ASSIGNED TASK
Wherever the string "apache" appears in the entries below, return the line that holds it.
╔══
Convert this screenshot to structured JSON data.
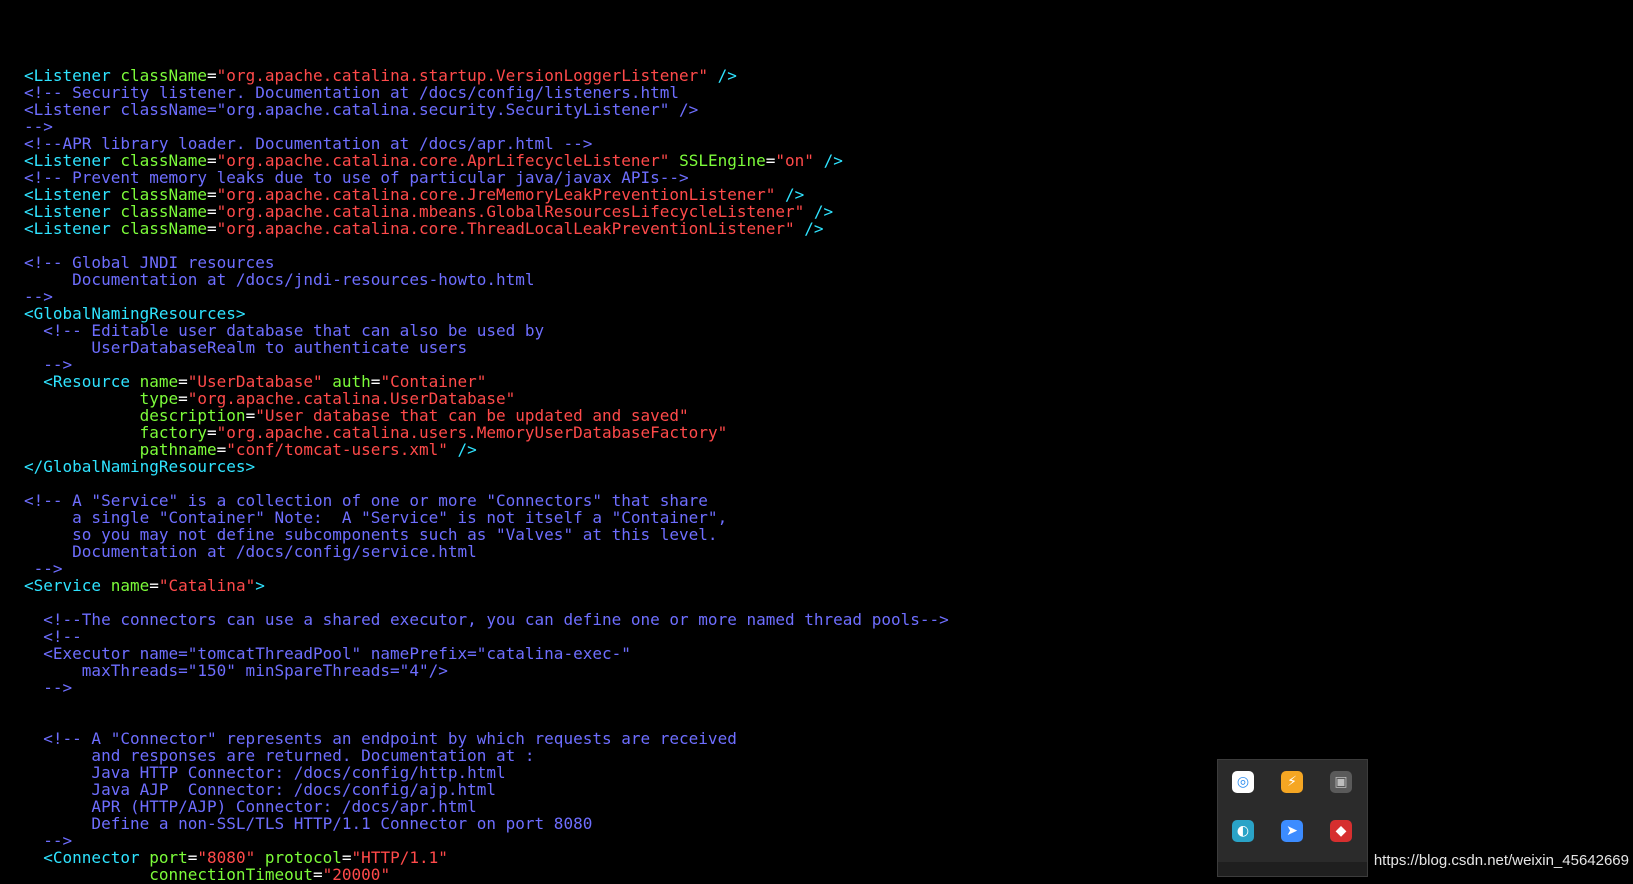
{
  "code_lines": [
    [],
    [
      {
        "c": "tag",
        "t": "<Listener "
      },
      {
        "c": "attr",
        "t": "className"
      },
      {
        "c": "eq",
        "t": "="
      },
      {
        "c": "val",
        "t": "\"org.apache.catalina.startup.VersionLoggerListener\""
      },
      {
        "c": "tag",
        "t": " />"
      }
    ],
    [
      {
        "c": "comment",
        "t": "<!-- Security listener. Documentation at /docs/config/listeners.html"
      }
    ],
    [
      {
        "c": "comment",
        "t": "<Listener className=\"org.apache.catalina.security.SecurityListener\" />"
      }
    ],
    [
      {
        "c": "comment",
        "t": "-->"
      }
    ],
    [
      {
        "c": "comment",
        "t": "<!--APR library loader. Documentation at /docs/apr.html -->"
      }
    ],
    [
      {
        "c": "tag",
        "t": "<Listener "
      },
      {
        "c": "attr",
        "t": "className"
      },
      {
        "c": "eq",
        "t": "="
      },
      {
        "c": "val",
        "t": "\"org.apache.catalina.core.AprLifecycleListener\""
      },
      {
        "c": "tag",
        "t": " "
      },
      {
        "c": "attr",
        "t": "SSLEngine"
      },
      {
        "c": "eq",
        "t": "="
      },
      {
        "c": "val",
        "t": "\"on\""
      },
      {
        "c": "tag",
        "t": " />"
      }
    ],
    [
      {
        "c": "comment",
        "t": "<!-- Prevent memory leaks due to use of particular java/javax APIs-->"
      }
    ],
    [
      {
        "c": "tag",
        "t": "<Listener "
      },
      {
        "c": "attr",
        "t": "className"
      },
      {
        "c": "eq",
        "t": "="
      },
      {
        "c": "val",
        "t": "\"org.apache.catalina.core.JreMemoryLeakPreventionListener\""
      },
      {
        "c": "tag",
        "t": " />"
      }
    ],
    [
      {
        "c": "tag",
        "t": "<Listener "
      },
      {
        "c": "attr",
        "t": "className"
      },
      {
        "c": "eq",
        "t": "="
      },
      {
        "c": "val",
        "t": "\"org.apache.catalina.mbeans.GlobalResourcesLifecycleListener\""
      },
      {
        "c": "tag",
        "t": " />"
      }
    ],
    [
      {
        "c": "tag",
        "t": "<Listener "
      },
      {
        "c": "attr",
        "t": "className"
      },
      {
        "c": "eq",
        "t": "="
      },
      {
        "c": "val",
        "t": "\"org.apache.catalina.core.ThreadLocalLeakPreventionListener\""
      },
      {
        "c": "tag",
        "t": " />"
      }
    ],
    [],
    [
      {
        "c": "comment",
        "t": "<!-- Global JNDI resources"
      }
    ],
    [
      {
        "c": "comment",
        "t": "     Documentation at /docs/jndi-resources-howto.html"
      }
    ],
    [
      {
        "c": "comment",
        "t": "-->"
      }
    ],
    [
      {
        "c": "tag",
        "t": "<GlobalNamingResources>"
      }
    ],
    [
      {
        "c": "comment",
        "t": "  <!-- Editable user database that can also be used by"
      }
    ],
    [
      {
        "c": "comment",
        "t": "       UserDatabaseRealm to authenticate users"
      }
    ],
    [
      {
        "c": "comment",
        "t": "  -->"
      }
    ],
    [
      {
        "c": "tag",
        "t": "  <Resource "
      },
      {
        "c": "attr",
        "t": "name"
      },
      {
        "c": "eq",
        "t": "="
      },
      {
        "c": "val",
        "t": "\"UserDatabase\""
      },
      {
        "c": "tag",
        "t": " "
      },
      {
        "c": "attr",
        "t": "auth"
      },
      {
        "c": "eq",
        "t": "="
      },
      {
        "c": "val",
        "t": "\"Container\""
      }
    ],
    [
      {
        "c": "tag",
        "t": "            "
      },
      {
        "c": "attr",
        "t": "type"
      },
      {
        "c": "eq",
        "t": "="
      },
      {
        "c": "val",
        "t": "\"org.apache.catalina.UserDatabase\""
      }
    ],
    [
      {
        "c": "tag",
        "t": "            "
      },
      {
        "c": "attr",
        "t": "description"
      },
      {
        "c": "eq",
        "t": "="
      },
      {
        "c": "val",
        "t": "\"User database that can be updated and saved\""
      }
    ],
    [
      {
        "c": "tag",
        "t": "            "
      },
      {
        "c": "attr",
        "t": "factory"
      },
      {
        "c": "eq",
        "t": "="
      },
      {
        "c": "val",
        "t": "\"org.apache.catalina.users.MemoryUserDatabaseFactory\""
      }
    ],
    [
      {
        "c": "tag",
        "t": "            "
      },
      {
        "c": "attr",
        "t": "pathname"
      },
      {
        "c": "eq",
        "t": "="
      },
      {
        "c": "val",
        "t": "\"conf/tomcat-users.xml\""
      },
      {
        "c": "tag",
        "t": " />"
      }
    ],
    [
      {
        "c": "tag",
        "t": "</GlobalNamingResources>"
      }
    ],
    [],
    [
      {
        "c": "comment",
        "t": "<!-- A \"Service\" is a collection of one or more \"Connectors\" that share"
      }
    ],
    [
      {
        "c": "comment",
        "t": "     a single \"Container\" Note:  A \"Service\" is not itself a \"Container\","
      }
    ],
    [
      {
        "c": "comment",
        "t": "     so you may not define subcomponents such as \"Valves\" at this level."
      }
    ],
    [
      {
        "c": "comment",
        "t": "     Documentation at /docs/config/service.html"
      }
    ],
    [
      {
        "c": "comment",
        "t": " -->"
      }
    ],
    [
      {
        "c": "tag",
        "t": "<Service "
      },
      {
        "c": "attr",
        "t": "name"
      },
      {
        "c": "eq",
        "t": "="
      },
      {
        "c": "val",
        "t": "\"Catalina\""
      },
      {
        "c": "tag",
        "t": ">"
      }
    ],
    [],
    [
      {
        "c": "comment",
        "t": "  <!--The connectors can use a shared executor, you can define one or more named thread pools-->"
      }
    ],
    [
      {
        "c": "comment",
        "t": "  <!--"
      }
    ],
    [
      {
        "c": "comment",
        "t": "  <Executor name=\"tomcatThreadPool\" namePrefix=\"catalina-exec-\""
      }
    ],
    [
      {
        "c": "comment",
        "t": "      maxThreads=\"150\" minSpareThreads=\"4\"/>"
      }
    ],
    [
      {
        "c": "comment",
        "t": "  -->"
      }
    ],
    [],
    [],
    [
      {
        "c": "comment",
        "t": "  <!-- A \"Connector\" represents an endpoint by which requests are received"
      }
    ],
    [
      {
        "c": "comment",
        "t": "       and responses are returned. Documentation at :"
      }
    ],
    [
      {
        "c": "comment",
        "t": "       Java HTTP Connector: /docs/config/http.html"
      }
    ],
    [
      {
        "c": "comment",
        "t": "       Java AJP  Connector: /docs/config/ajp.html"
      }
    ],
    [
      {
        "c": "comment",
        "t": "       APR (HTTP/AJP) Connector: /docs/apr.html"
      }
    ],
    [
      {
        "c": "comment",
        "t": "       Define a non-SSL/TLS HTTP/1.1 Connector on port 8080"
      }
    ],
    [
      {
        "c": "comment",
        "t": "  -->"
      }
    ],
    [
      {
        "c": "tag",
        "t": "  <Connector "
      },
      {
        "c": "attr",
        "t": "port"
      },
      {
        "c": "eq",
        "t": "="
      },
      {
        "c": "val",
        "t": "\"8080\""
      },
      {
        "c": "tag",
        "t": " "
      },
      {
        "c": "attr",
        "t": "protocol"
      },
      {
        "c": "eq",
        "t": "="
      },
      {
        "c": "val",
        "t": "\"HTTP/1.1\""
      }
    ],
    [
      {
        "c": "tag",
        "t": "             "
      },
      {
        "c": "attr",
        "t": "connectionTimeout"
      },
      {
        "c": "eq",
        "t": "="
      },
      {
        "c": "val",
        "t": "\"20000\""
      }
    ]
  ],
  "tray": {
    "icons": [
      {
        "name": "baidu-netdisk-icon",
        "glyph": "◎",
        "bg": "#ffffff",
        "fg": "#2a8cf0"
      },
      {
        "name": "security-shield-icon",
        "glyph": "⚡",
        "bg": "#f5a623",
        "fg": "#ffffff"
      },
      {
        "name": "network-device-icon",
        "glyph": "▣",
        "bg": "#5a5a5a",
        "fg": "#bdbdbd"
      },
      {
        "name": "meeting-app-icon",
        "glyph": "◐",
        "bg": "#2aa3c7",
        "fg": "#ffffff"
      },
      {
        "name": "feishu-icon",
        "glyph": "➤",
        "bg": "#3c8cff",
        "fg": "#ffffff"
      },
      {
        "name": "antivirus-icon",
        "glyph": "◆",
        "bg": "#d62f2f",
        "fg": "#ffffff"
      }
    ]
  },
  "watermark": "https://blog.csdn.net/weixin_45642669",
  "colors": {
    "background": "#000000",
    "tag": "#2fe3ff",
    "attribute": "#7cfc3a",
    "value": "#ff4a4a",
    "comment": "#6e6eff"
  }
}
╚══
SOLUTION TO THIS EXERCISE
        "t": "\"org.apache.catalina.startup.VersionLoggerListener\""
        "t": "<Listener className=\"org.apache.catalina.security.SecurityListener\" />"
        "t": "\"org.apache.catalina.core.AprLifecycleListener\""
        "t": "\"org.apache.catalina.core.JreMemoryLeakPreventionListener\""
        "t": "\"org.apache.catalina.mbeans.GlobalResourcesLifecycleListener\""
        "t": "\"org.apache.catalina.core.ThreadLocalLeakPreventionListener\""
        "t": "\"org.apache.catalina.UserDatabase\""
        "t": "\"org.apache.catalina.users.MemoryUserDatabaseFactory\""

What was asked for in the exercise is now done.